Mockups are the preceding step to prototypes of an interface. Prototypes are simulations of what a live interface will be. While mockups are not functional, prototypes are and allow for an almost real user experience. The same websites and tools used to create mockups can be used to create a prototype. The next step after creating a prototype is to test out the interface. When creating a prototype it is important to keep a few things in mind. The goals of the project, understanding the function and purpose is essential. Think of the competitive products people currently use, a competitive analysis will give an idea of how well your interface will do in the marketplace. Who is the intended user and what are their goals? Understanding the target demographics allows you to create a better interface.
Arguably the most important part of creating an interface prototype is testing it out and getting real world criticism from potential users. Testing an interface detects any usability problems. This process could potentially be the longest and most painstaking part of creating an interface. It is critical to the success of the UI to work out the kinks and revise according to user feedback before launching the interface. Again, the interface needs to be easily accessible and useable for everyone. Testing will ensure that the interface accomplishes that.
Start prototype testing by knowing exactly what you are testing. Be clear with your intentions, do not simply state you want to test a prototype. Make sure to choose the right audience to test out the interface. Ensure that you choose a usability testing method. For example, will it be moderated or unmoderated? Will you be able to test the interface remotely? Lastly, make sure to give users a clear objective. Set a clear task for the user to achieve and pick the right questions to ask users.
In summary, UI is supposed to be approachable and easy to use. The point of UI is for anyone to be able to use said interface. It should be organized and not overwhelming for the user. Remember, UI and UX are not the same. UI refers to the tools and design on the interface, whereas UX refers to the interaction the user has with the interface as a whole including how they feel about it. If you get overwhelmed, remember the four core components of UI design; containers, input controls, navigational elements and informational components.

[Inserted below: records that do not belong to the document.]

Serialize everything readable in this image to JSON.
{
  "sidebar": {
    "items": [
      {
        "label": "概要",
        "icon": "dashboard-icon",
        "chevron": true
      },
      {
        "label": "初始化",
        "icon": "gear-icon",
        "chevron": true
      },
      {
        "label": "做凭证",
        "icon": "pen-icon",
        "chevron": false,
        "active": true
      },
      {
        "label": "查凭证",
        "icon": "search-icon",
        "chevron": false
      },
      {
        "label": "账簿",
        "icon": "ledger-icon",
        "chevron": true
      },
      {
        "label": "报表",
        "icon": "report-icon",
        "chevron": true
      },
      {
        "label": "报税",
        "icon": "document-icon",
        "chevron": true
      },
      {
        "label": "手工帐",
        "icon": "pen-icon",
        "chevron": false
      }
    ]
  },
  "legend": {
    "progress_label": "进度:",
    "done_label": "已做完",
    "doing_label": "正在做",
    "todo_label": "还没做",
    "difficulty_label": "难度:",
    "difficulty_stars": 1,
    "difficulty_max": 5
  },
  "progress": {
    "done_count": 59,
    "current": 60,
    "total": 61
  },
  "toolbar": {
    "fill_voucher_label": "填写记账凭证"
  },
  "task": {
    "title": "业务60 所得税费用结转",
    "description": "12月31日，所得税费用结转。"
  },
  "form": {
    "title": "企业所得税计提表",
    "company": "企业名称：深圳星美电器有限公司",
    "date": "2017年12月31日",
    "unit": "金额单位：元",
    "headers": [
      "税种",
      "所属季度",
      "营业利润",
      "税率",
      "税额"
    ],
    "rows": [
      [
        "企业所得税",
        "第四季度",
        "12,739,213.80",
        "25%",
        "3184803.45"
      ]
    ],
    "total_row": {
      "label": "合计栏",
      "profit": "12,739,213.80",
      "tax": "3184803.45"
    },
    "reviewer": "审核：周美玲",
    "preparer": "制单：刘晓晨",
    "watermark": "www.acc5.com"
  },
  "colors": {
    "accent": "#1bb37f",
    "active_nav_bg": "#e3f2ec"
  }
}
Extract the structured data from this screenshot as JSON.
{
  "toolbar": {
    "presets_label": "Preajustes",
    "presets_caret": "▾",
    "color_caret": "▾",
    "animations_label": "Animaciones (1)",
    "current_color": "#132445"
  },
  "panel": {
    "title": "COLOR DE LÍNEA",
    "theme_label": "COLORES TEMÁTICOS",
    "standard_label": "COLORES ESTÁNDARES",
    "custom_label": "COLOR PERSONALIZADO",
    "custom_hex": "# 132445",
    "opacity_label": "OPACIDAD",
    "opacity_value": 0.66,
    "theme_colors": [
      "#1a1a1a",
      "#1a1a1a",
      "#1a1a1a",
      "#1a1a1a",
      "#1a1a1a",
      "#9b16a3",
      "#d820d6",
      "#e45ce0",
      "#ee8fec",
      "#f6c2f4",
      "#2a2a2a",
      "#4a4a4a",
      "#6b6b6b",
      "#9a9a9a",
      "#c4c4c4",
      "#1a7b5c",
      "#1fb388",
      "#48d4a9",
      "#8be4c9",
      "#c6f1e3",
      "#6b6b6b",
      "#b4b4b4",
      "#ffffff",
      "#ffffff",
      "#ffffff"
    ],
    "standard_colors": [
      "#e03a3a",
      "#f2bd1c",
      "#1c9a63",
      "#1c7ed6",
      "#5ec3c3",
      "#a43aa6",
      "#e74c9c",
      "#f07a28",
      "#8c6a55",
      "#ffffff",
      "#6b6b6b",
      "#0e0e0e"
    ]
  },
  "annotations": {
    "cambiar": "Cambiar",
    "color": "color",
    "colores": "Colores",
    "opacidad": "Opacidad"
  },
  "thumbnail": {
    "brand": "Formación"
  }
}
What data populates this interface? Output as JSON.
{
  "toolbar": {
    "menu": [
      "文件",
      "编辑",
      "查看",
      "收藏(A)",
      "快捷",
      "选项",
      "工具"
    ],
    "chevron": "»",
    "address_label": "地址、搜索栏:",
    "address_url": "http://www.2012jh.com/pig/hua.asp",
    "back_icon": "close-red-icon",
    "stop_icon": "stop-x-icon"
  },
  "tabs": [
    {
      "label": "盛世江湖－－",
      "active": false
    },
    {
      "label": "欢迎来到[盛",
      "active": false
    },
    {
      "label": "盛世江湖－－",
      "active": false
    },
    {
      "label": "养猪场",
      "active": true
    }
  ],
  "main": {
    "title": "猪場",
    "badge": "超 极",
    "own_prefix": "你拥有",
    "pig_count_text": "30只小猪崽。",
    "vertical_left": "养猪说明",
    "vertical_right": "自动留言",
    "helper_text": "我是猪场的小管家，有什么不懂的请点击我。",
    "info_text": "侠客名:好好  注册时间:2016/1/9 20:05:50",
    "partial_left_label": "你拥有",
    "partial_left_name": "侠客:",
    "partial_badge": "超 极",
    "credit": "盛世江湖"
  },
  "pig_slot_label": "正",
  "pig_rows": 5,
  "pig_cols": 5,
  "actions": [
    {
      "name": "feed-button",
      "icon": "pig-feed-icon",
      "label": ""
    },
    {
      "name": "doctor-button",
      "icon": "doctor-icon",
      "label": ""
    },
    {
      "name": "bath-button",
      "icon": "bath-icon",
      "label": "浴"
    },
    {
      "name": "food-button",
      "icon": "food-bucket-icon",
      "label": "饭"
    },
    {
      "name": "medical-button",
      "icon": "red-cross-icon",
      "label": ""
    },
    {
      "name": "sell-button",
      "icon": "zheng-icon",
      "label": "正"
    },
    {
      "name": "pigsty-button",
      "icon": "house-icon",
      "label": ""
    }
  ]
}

Accessibility is of utmost importance. Anyone, even the visually impaired, should be able to easily access and use the interface. In addition, integrate the four C’s into the interface; control, consistency, comfortability and cognitive load. Tools such as Adobe XD, Visily and Figma are excellent mockup sites and can also be used to create an interface prototype. Choosing the right mockup tool is equally as important as knowing the best practices for UI design. Testing the prototype is an essential step in creating a successful interface. This step allows you to create a more user friendly interface as well as save you money. Keep in mind, the overall experience the user has with the interface can make or break your design.
These are some of the best practices to apply when it comes to UI web design. Although it seems daunting, creating a strong User Interface in web design is fully achievable. These tools and fundamentals are sure to aid in the formation of a successful UI design.